Stef: Mary told us all about her experiences working with animals from puppies to dolphins, and gave a lot of attendees advice regarding how to correct behavioural issues with their animals. The primary thing I learned from this activity is that Mary approaches every single situation in her life as though she were training an animal, rewarding other people’s positive behavior and intentionally ignoring negative behavior. Mary thinks she can control all of us with her mind. Mary is probably correct.
Whitney: It is the absolute best to work with Riese and Crystal to put together The Introvert Meet-up. Riese and Crystal are some of my favorite people, and being able to bond with them and talk about the different things we do to navigate certain high-stress or high-social situations was really, really good.
Riese: Honestly one of the most fascinating parts of the Introvert Meet-up is seeing which campers show up! There’s usually at least ten people who I’m surprised to learn identify as Introverts.

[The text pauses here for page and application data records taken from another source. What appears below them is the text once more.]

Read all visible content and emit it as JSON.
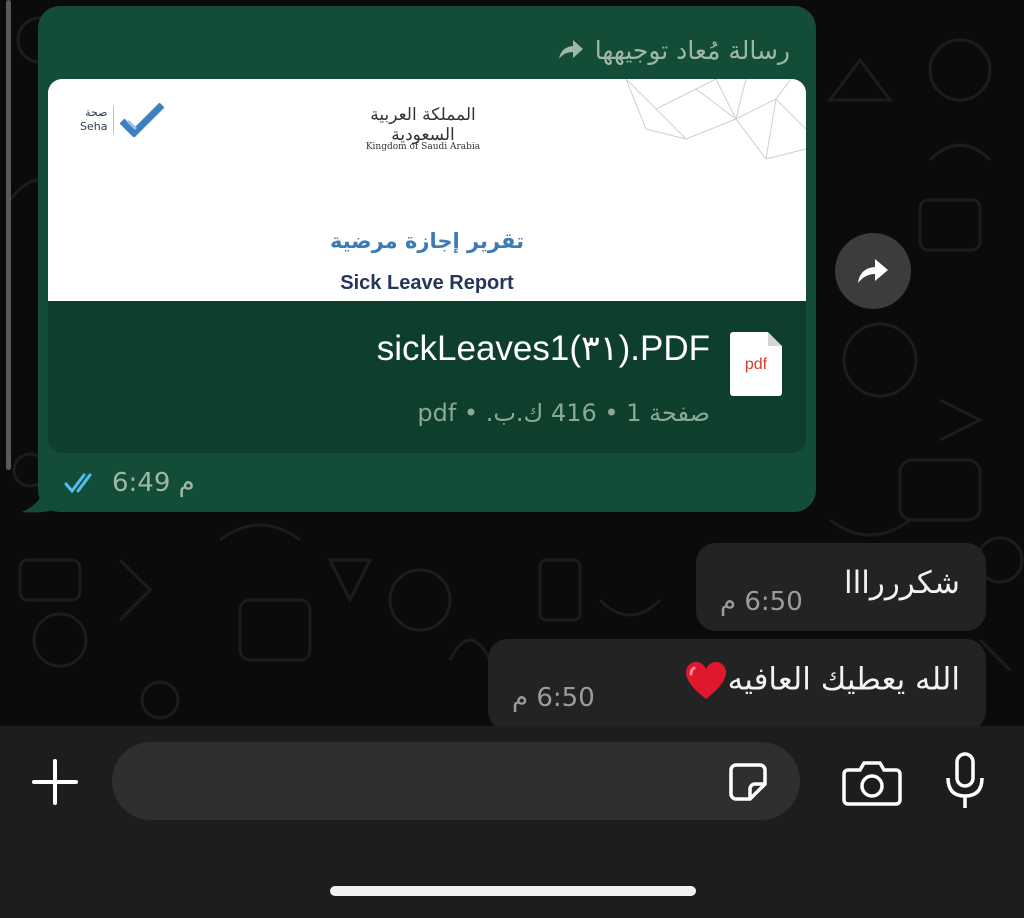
{
  "forwarded_message": {
    "forwarded_label": "رسالة مُعاد توجيهها",
    "preview": {
      "brand_ar": "صحة",
      "brand_en": "Seha",
      "emblem_ar": "المملكة العربية السعودية",
      "emblem_en": "Kingdom of Saudi Arabia",
      "title_ar": "تقرير إجازة مرضية",
      "title_en": "Sick Leave Report"
    },
    "file_type_badge": "pdf",
    "file_name": "sickLeaves1(٣١).PDF",
    "file_meta": "صفحة 1 • 416 ك.ب. • pdf",
    "time": "6:49 م",
    "read_status": "read"
  },
  "incoming_messages": [
    {
      "text": "شكرررااا",
      "time": "6:50 م"
    },
    {
      "text": "الله يعطيك العافيه",
      "time": "6:50 م",
      "emoji": "heart"
    }
  ],
  "input_bar": {
    "placeholder": "",
    "icons": [
      "plus-icon",
      "sticker-icon",
      "camera-icon",
      "microphone-icon"
    ]
  },
  "colors": {
    "outgoing_bubble": "#144d37",
    "incoming_bubble": "#222323",
    "read_ticks": "#53bdeb",
    "background": "#0b0b0b"
  }
}
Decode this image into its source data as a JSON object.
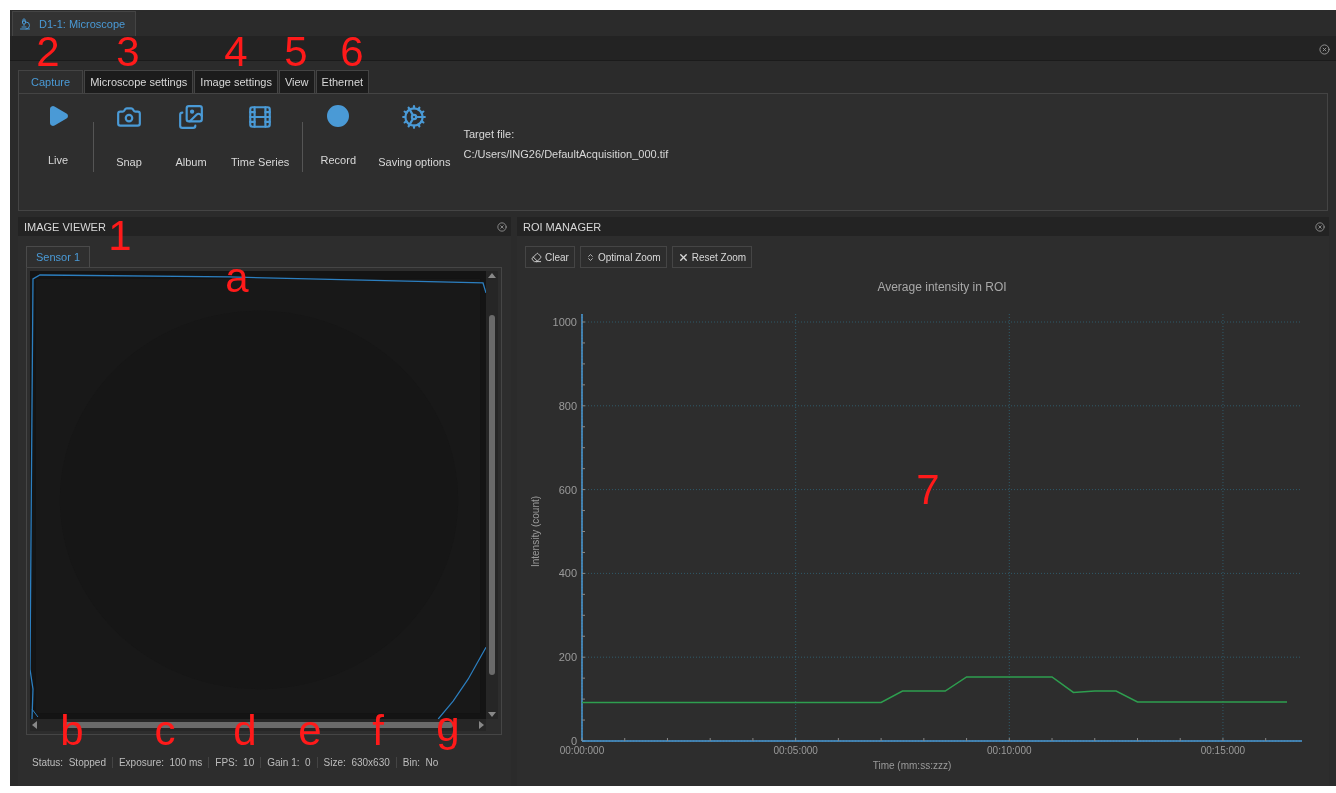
{
  "document_tab": {
    "title": "D1-1: Microscope"
  },
  "ribbon": {
    "tabs": [
      {
        "label": "Capture",
        "selected": true
      },
      {
        "label": "Microscope settings",
        "selected": false
      },
      {
        "label": "Image settings",
        "selected": false
      },
      {
        "label": "View",
        "selected": false
      },
      {
        "label": "Ethernet",
        "selected": false
      }
    ],
    "tools": [
      {
        "kind": "play",
        "label": "Live"
      },
      {
        "kind": "separator"
      },
      {
        "kind": "camera",
        "label": "Snap"
      },
      {
        "kind": "album",
        "label": "Album"
      },
      {
        "kind": "film",
        "label": "Time Series"
      },
      {
        "kind": "separator"
      },
      {
        "kind": "record",
        "label": "Record"
      },
      {
        "kind": "gears",
        "label": "Saving options"
      }
    ],
    "target_file": {
      "label": "Target file:",
      "path": "C:/Users/ING26/DefaultAcquisition_000.tif"
    }
  },
  "image_viewer": {
    "title": "IMAGE VIEWER",
    "tabs": [
      {
        "label": "Sensor 1",
        "selected": true
      }
    ],
    "status_bar": [
      {
        "label": "Status:",
        "value": "Stopped"
      },
      {
        "label": "Exposure:",
        "value": "100 ms"
      },
      {
        "label": "FPS:",
        "value": "10"
      },
      {
        "label": "Gain 1:",
        "value": "0"
      },
      {
        "label": "Size:",
        "value": "630x630"
      },
      {
        "label": "Bin:",
        "value": "No"
      }
    ]
  },
  "roi_manager": {
    "title": "ROI MANAGER",
    "buttons": [
      {
        "kind": "eraser",
        "label": "Clear"
      },
      {
        "kind": "fit",
        "label": "Optimal Zoom"
      },
      {
        "kind": "reset",
        "label": "Reset Zoom"
      }
    ],
    "chart_data": {
      "type": "line",
      "title": "Average intensity in ROI",
      "xlabel": "Time (mm:ss:zzz)",
      "ylabel": "Intensity (count)",
      "categories": [
        "00:00:000",
        null,
        null,
        null,
        null,
        null,
        null,
        null,
        null,
        null,
        "00:05:000",
        null,
        null,
        null,
        null,
        null,
        null,
        null,
        null,
        null,
        "00:10:000",
        null,
        null,
        null,
        null,
        null,
        null,
        null,
        null,
        null,
        "00:15:000",
        null,
        null,
        null
      ],
      "series": [
        {
          "color": "#2e9e4f",
          "values": [
            92,
            92,
            92,
            92,
            92,
            92,
            92,
            92,
            92,
            92,
            92,
            92,
            92,
            92,
            92,
            119,
            119,
            119,
            153,
            153,
            153,
            153,
            153,
            116,
            119,
            119,
            93,
            93,
            93,
            93,
            93,
            93,
            93,
            93
          ]
        }
      ],
      "grid": true,
      "ylim": [
        0,
        1000
      ],
      "yticks": [
        0,
        200,
        400,
        600,
        800,
        1000
      ]
    }
  },
  "annotations": [
    "1",
    "2",
    "3",
    "4",
    "5",
    "6",
    "7",
    "a",
    "b",
    "c",
    "d",
    "e",
    "f",
    "g"
  ]
}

Afterwards my camper Hana said it was really wonderful and that made my day. Also she pointed out this weird thing I do with my hair when I’m nervous that she does too. CAUGHT IN THE ACT.
Crystal: The Introvert Meet-up seems somehow gets even better each time. Being an introvert at A-Camp can have its challenges and so I enjoy being able to share some of the coping strategies that I’ve picked up over the past few camps. Although a lot of the best advice came from the returning campers in attendance.
Whitney: I love you, you introverts, you.